Social media marketing

Social media marketing requires significant consideration about whether the return on investment for your practice will make it effective. You should also consider your practice’s capacity and skill to develop content, adopt appropriate tone and use social media marketing in a way that adheres to the guidelines.

As the practice manager, you need to be aware that practitioners are responsible for comments that are posted on their social networking account once alerted to the comment. Content should therefore be reviewed regularly and policies put in place regarding:

  • who determines what is appropriate content.
  • who is responsible for reviewing content, and how often.
  • responding to complaints.
  • responding to social media enquiries and messages.

To engage in social media marketing requires a time investment – to create the content and post it online. As a practice, you may also elect to invest financially, by spending money on Google and Facebook to promote your website or Facebook content. By spending advertising money on Google, you can promote your listing to be at the top or right hand side of the page. By spending advertising money on Facebook, you can promote your post so that it is seen by more people.

It is possible to purchase ‘likes’ on Facebook and followers on Twitter; these techniques are not recommended.

If you intend to utilise social media marketing, you must ensure that you have a social media policy in place and that staff and patients are aware of the policy and its relevant contents.

More information on social media in the Practice Website and Search Engine Optimization page.

Next page

Risk Management Overview
  • Risk Management Overview
  • What is risk management ?
  • Why do I need to consider risk management in the practice?
  • What are the common risks in private practice?
  • Common reasons for patient complaints
  • Who is responsible?
  • Who are the stakeholders in the risk management process?
  • How to minimise risk
  • The risk management process
  • Risk management process: steps to consider

This publication is proudly brought to you by Avant Mutual Group. The content was authored by Brett McPherson, reviewed by Colleen Sullivan and Avant Mutual Group.

This publication is not comprehensive and does not constitute legal or medical advice. You should seek legal or other professional advice before relying on any content, and practice proper clinical decision making with regard to the individual circumstances. Persons implementing any recommendations contained in this publication must exercise their own independent skill or judgment or seek appropriate professional advice relevant to their own particular practice. Compliance with any recommendations will not in any way guarantee discharge of the duty of care owed to patients and others coming into contact with the health professional or practice. Avant is not responsible to you or anyone else for any loss suffered in connection with the use of this information. Information is only current at the date initially published. © Avant Mutual Group Limited 2014.

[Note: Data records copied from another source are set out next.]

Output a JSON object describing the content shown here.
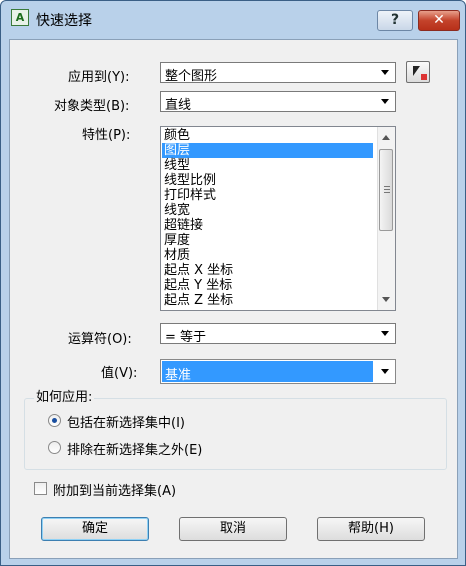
{
  "window": {
    "title": "快速选择",
    "help_glyph": "?",
    "close_glyph": "✕",
    "icon": "autocad-icon"
  },
  "apply_to": {
    "label": "应用到(Y):",
    "value": "整个图形"
  },
  "object_type": {
    "label": "对象类型(B):",
    "value": "直线"
  },
  "properties": {
    "label": "特性(P):",
    "items": [
      "颜色",
      "图层",
      "线型",
      "线型比例",
      "打印样式",
      "线宽",
      "超链接",
      "厚度",
      "材质",
      "起点 X 坐标",
      "起点 Y 坐标",
      "起点 Z 坐标"
    ],
    "selected_index": 1
  },
  "operator": {
    "label": "运算符(O):",
    "value": "= 等于"
  },
  "value": {
    "label": "值(V):",
    "value": "基准"
  },
  "how_to_apply": {
    "title": "如何应用:",
    "include": {
      "label": "包括在新选择集中(I)",
      "checked": true
    },
    "exclude": {
      "label": "排除在新选择集之外(E)",
      "checked": false
    }
  },
  "append": {
    "label": "附加到当前选择集(A)",
    "checked": false
  },
  "buttons": {
    "ok": "确定",
    "cancel": "取消",
    "help": "帮助(H)"
  },
  "colors": {
    "titlebar": "#b9d1ea",
    "selection": "#3399ff",
    "close": "#c4432b"
  }
}
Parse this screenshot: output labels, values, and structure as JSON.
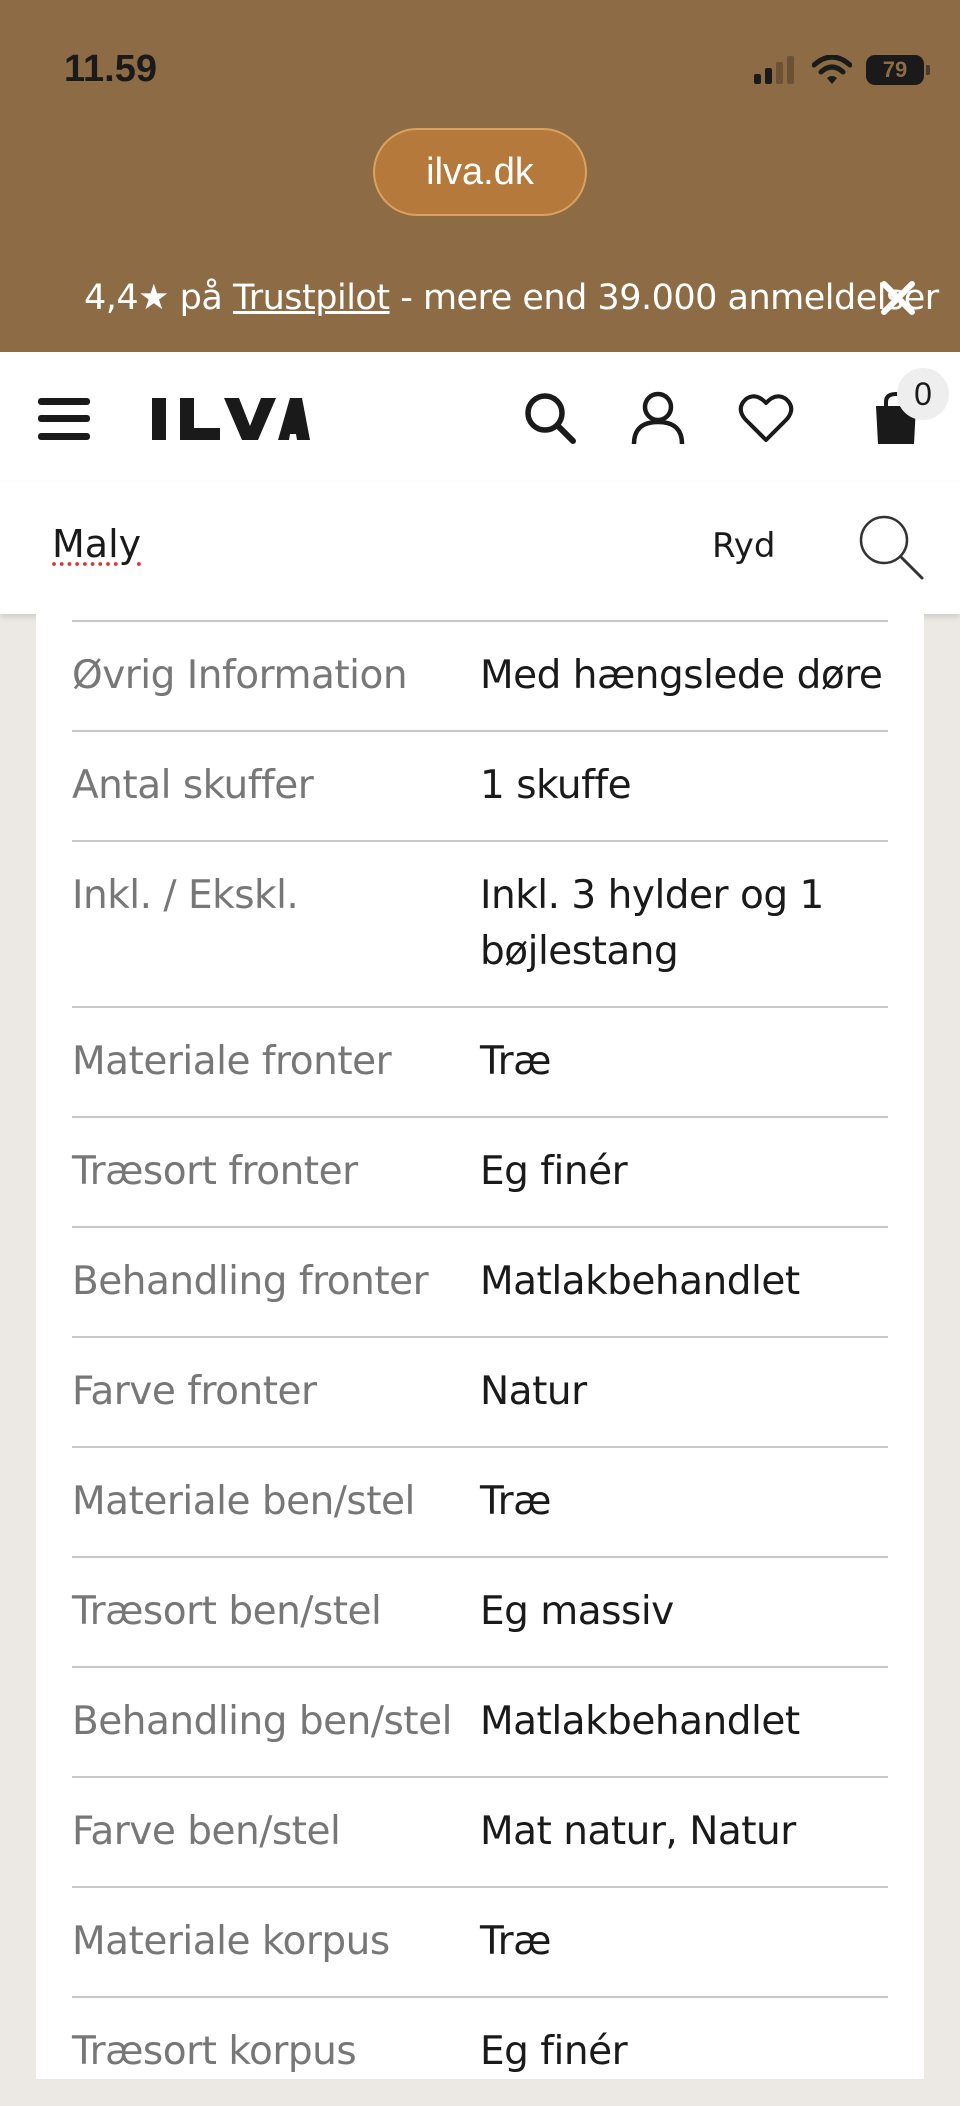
{
  "status_bar": {
    "time": "11.59",
    "battery": "79"
  },
  "browser": {
    "url": "ilva.dk"
  },
  "banner": {
    "rating": "4,4★ på",
    "link": "Trustpilot",
    "suffix": "- mere end 39.000 anmeldelser"
  },
  "header": {
    "logo": "ILVA",
    "cart_count": "0"
  },
  "search": {
    "value": "Maly",
    "clear_label": "Ryd"
  },
  "specs": [
    {
      "label": "Øvrig Information",
      "value": "Med hængslede døre"
    },
    {
      "label": "Antal skuffer",
      "value": "1 skuffe"
    },
    {
      "label": "Inkl. / Ekskl.",
      "value": "Inkl. 3 hylder og 1 bøjlestang"
    },
    {
      "label": "Materiale fronter",
      "value": "Træ"
    },
    {
      "label": "Træsort fronter",
      "value": "Eg finér"
    },
    {
      "label": "Behandling fronter",
      "value": "Matlakbehandlet"
    },
    {
      "label": "Farve fronter",
      "value": "Natur"
    },
    {
      "label": "Materiale ben/stel",
      "value": "Træ"
    },
    {
      "label": "Træsort ben/stel",
      "value": "Eg massiv"
    },
    {
      "label": "Behandling ben/stel",
      "value": "Matlakbehandlet"
    },
    {
      "label": "Farve ben/stel",
      "value": "Mat natur, Natur"
    },
    {
      "label": "Materiale korpus",
      "value": "Træ"
    },
    {
      "label": "Træsort korpus",
      "value": "Eg finér"
    }
  ],
  "colors": {
    "brand_bar": "#8C6B45",
    "url_pill": "#B57A3B"
  },
  "icons": [
    "hamburger-icon",
    "search-icon",
    "account-icon",
    "heart-icon",
    "bag-icon",
    "close-icon",
    "signal-icon",
    "wifi-icon",
    "battery-icon"
  ]
}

IMPORTANT: Professional indemnity insurance products and Avant’s Practice Medical Indemnity Policy are issued by Avant Insurance Limited, ABN 82 003 707 471, AFSL 238 765. The information provided here is general advice only. You should consider the appropriateness of the advice having regard to your own objectives, financial situation and needs before deciding to purchase or continuing to hold a policy with us. For full details including the terms, conditions, and exclusions that apply, please read and consider the policy wording and PDS, which is available at or by contacting us on 1800 128 268. Practices need to consider other forms of insurance including directors’ and officers’ liability, public and products liability, property and business interruption insurance, and workers compensation and you should contact your insurance broker for more information. Cover is subject to the terms, conditions and exclusions of the policy. Any advice here does not take into account your objectives, financial situation or needs. You should consider whether the product is appropriate for you before deciding to purchase or continuing to hold a policy with us.